[Source material]
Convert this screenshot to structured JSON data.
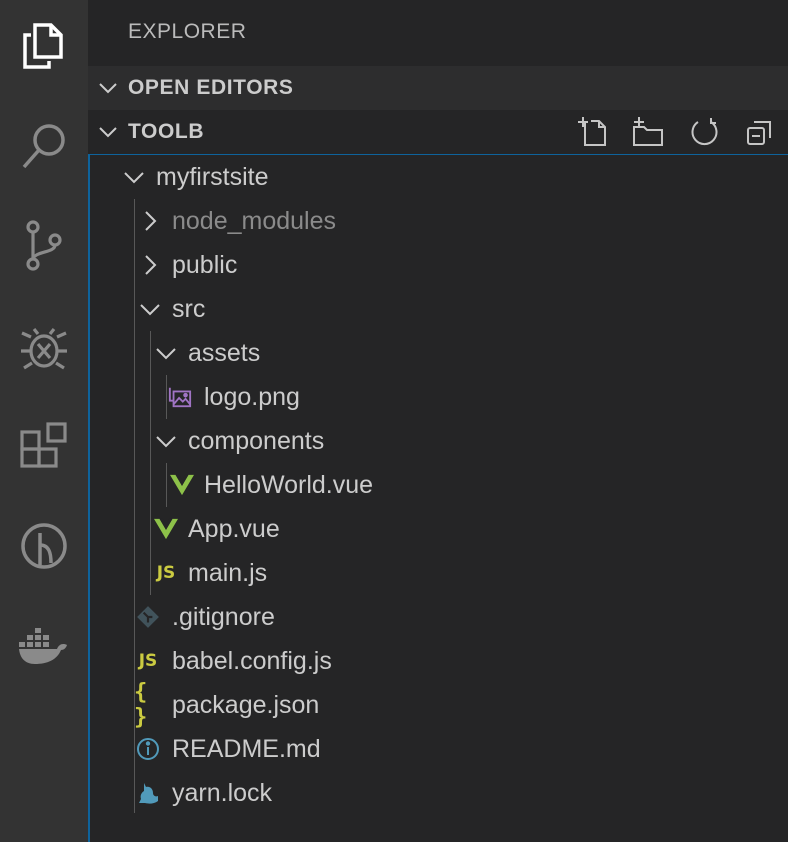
{
  "activity_bar": {
    "items": [
      {
        "name": "explorer",
        "icon": "files-icon",
        "active": true
      },
      {
        "name": "search",
        "icon": "search-icon"
      },
      {
        "name": "source-control",
        "icon": "source-control-icon"
      },
      {
        "name": "debug",
        "icon": "debug-icon"
      },
      {
        "name": "extensions",
        "icon": "extensions-icon"
      },
      {
        "name": "gitlens",
        "icon": "gitlens-icon"
      },
      {
        "name": "docker",
        "icon": "docker-icon"
      }
    ]
  },
  "sidebar": {
    "title": "EXPLORER",
    "sections": {
      "open_editors": "OPEN EDITORS",
      "workspace": "TOOLB"
    },
    "actions": [
      "new-file-icon",
      "new-folder-icon",
      "refresh-icon",
      "collapse-all-icon"
    ]
  },
  "tree": {
    "root": "myfirstsite",
    "node_modules": "node_modules",
    "public": "public",
    "src": "src",
    "assets": "assets",
    "logo": "logo.png",
    "components": "components",
    "helloworld": "HelloWorld.vue",
    "app": "App.vue",
    "main": "main.js",
    "gitignore": ".gitignore",
    "babel": "babel.config.js",
    "package": "package.json",
    "readme": "README.md",
    "yarn": "yarn.lock"
  },
  "icon_glyphs": {
    "js": "JS",
    "json": "{ }"
  },
  "colors": {
    "vue": "#8dc149",
    "js": "#cbcb41",
    "image": "#a074c4",
    "info": "#519aba",
    "focus_border": "#0e639c"
  }
}
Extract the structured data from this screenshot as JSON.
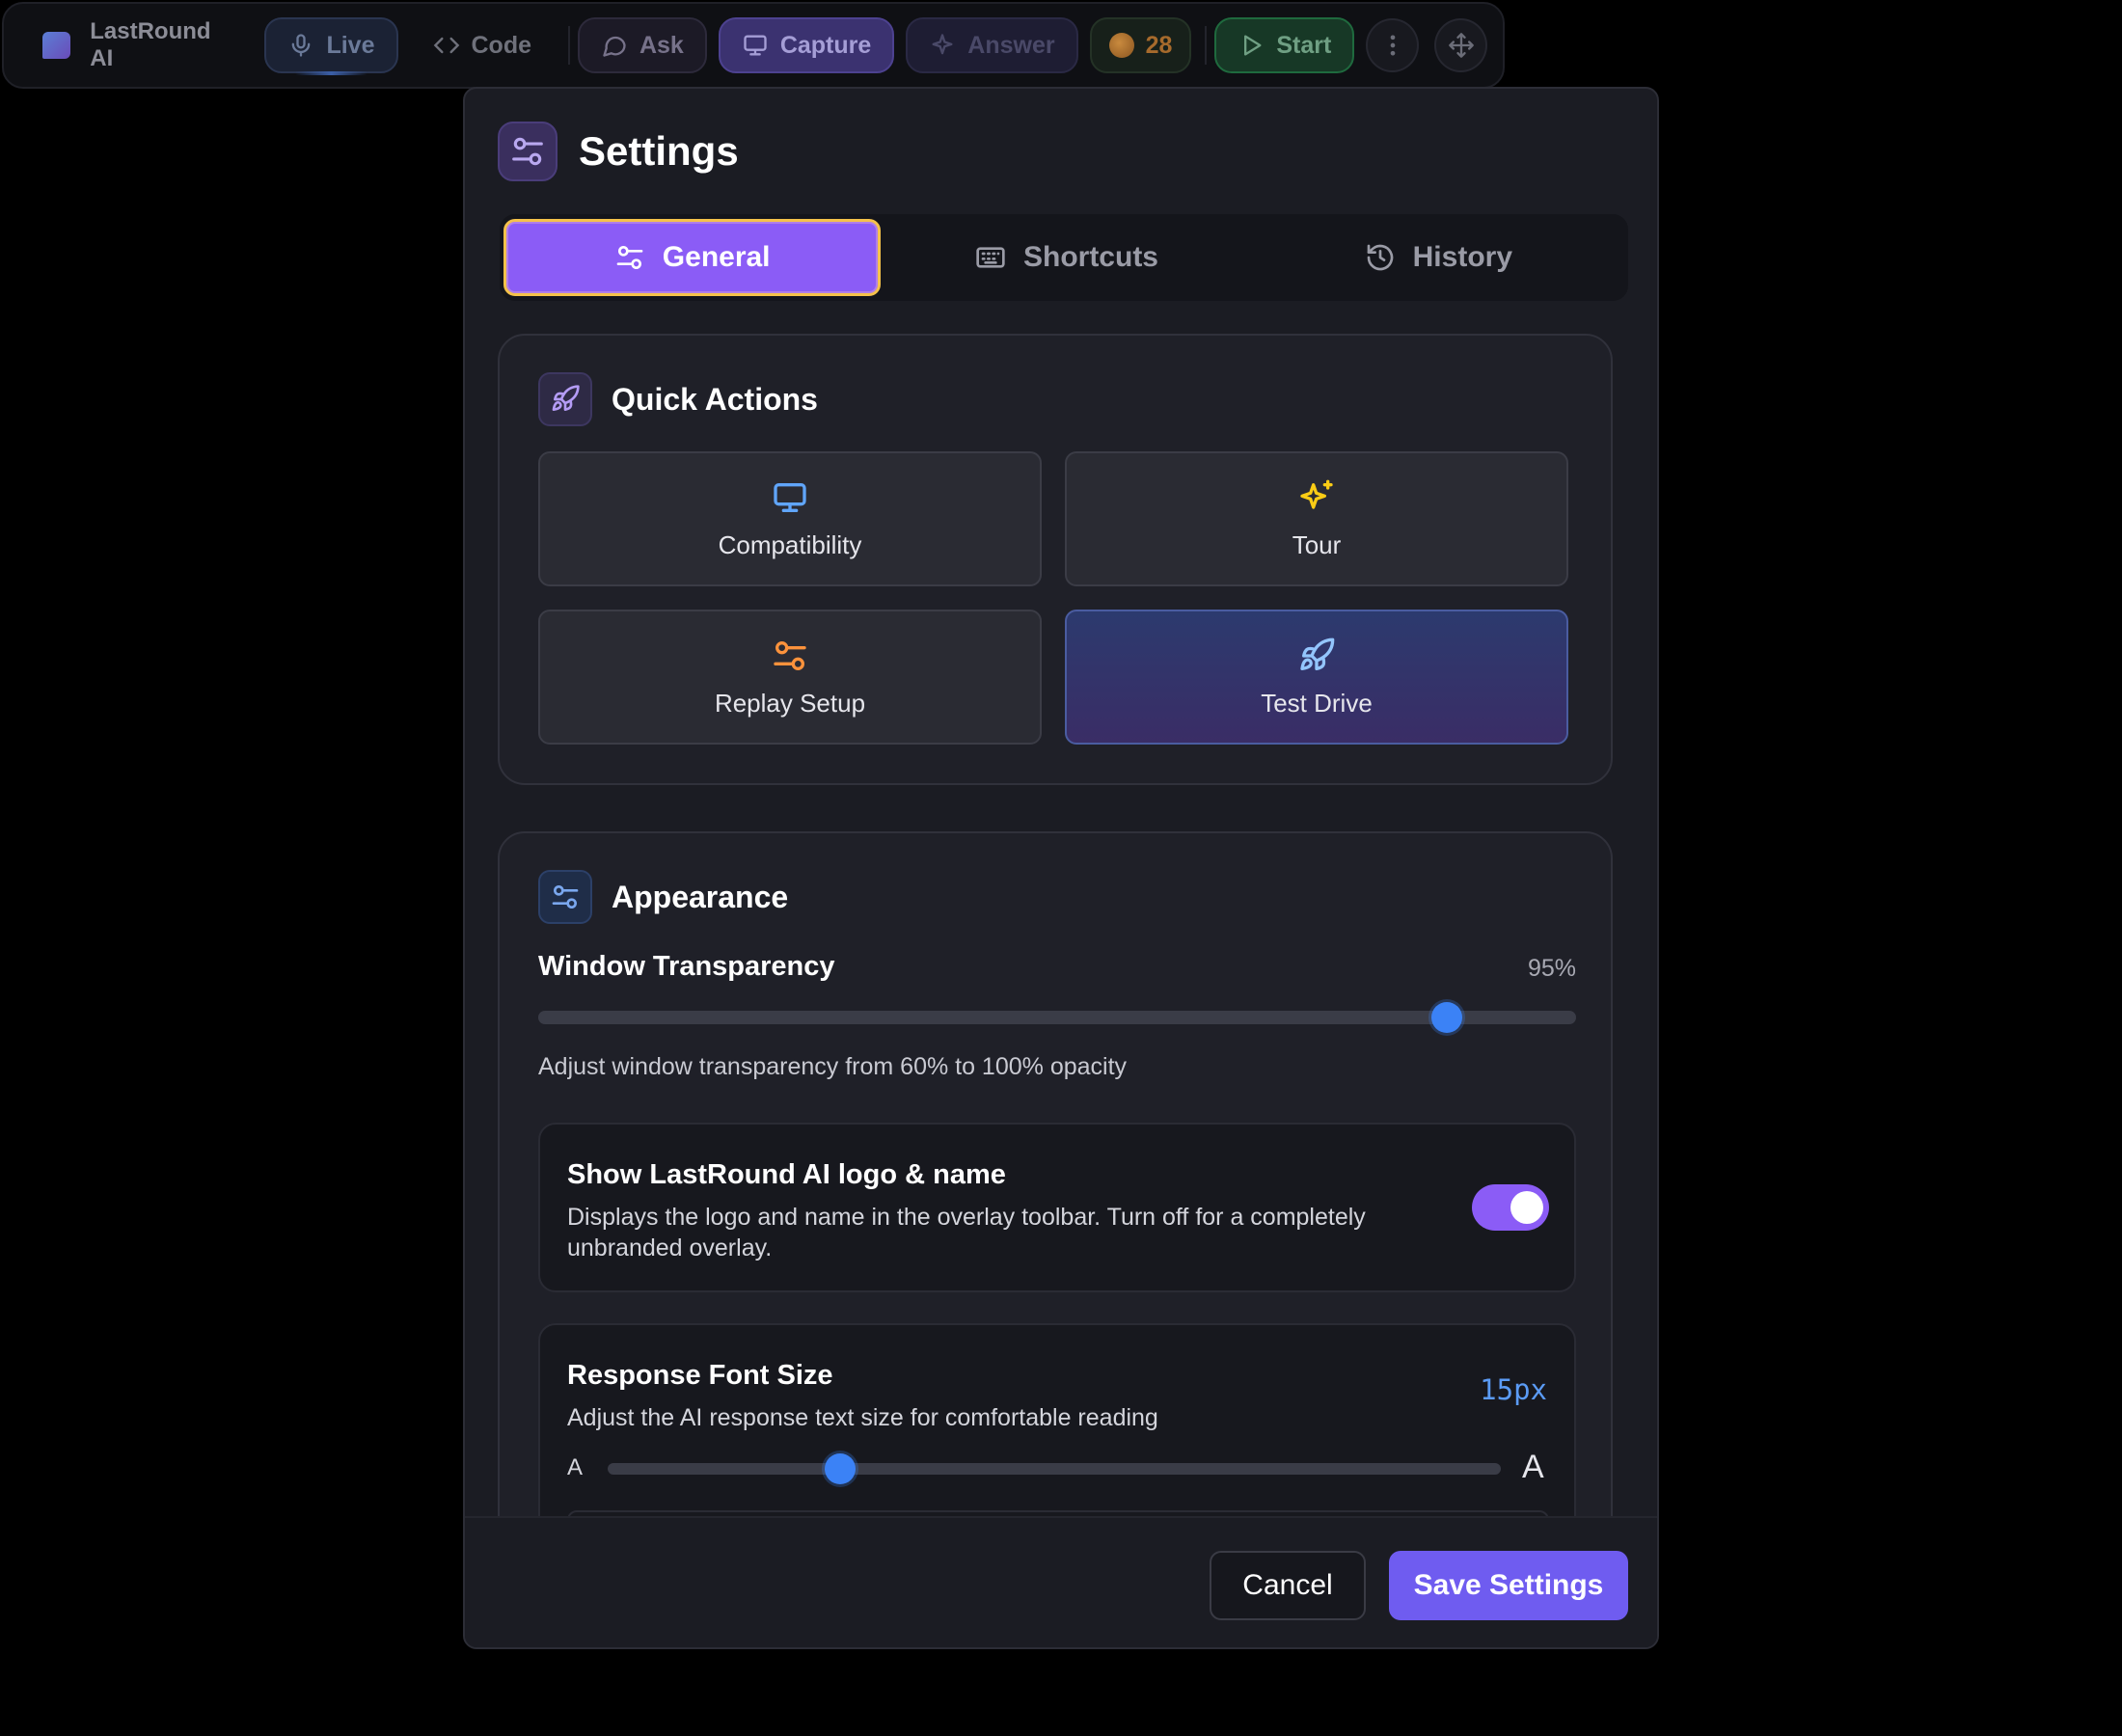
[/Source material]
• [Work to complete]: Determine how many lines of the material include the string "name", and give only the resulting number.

• [Output for this exercise]: 7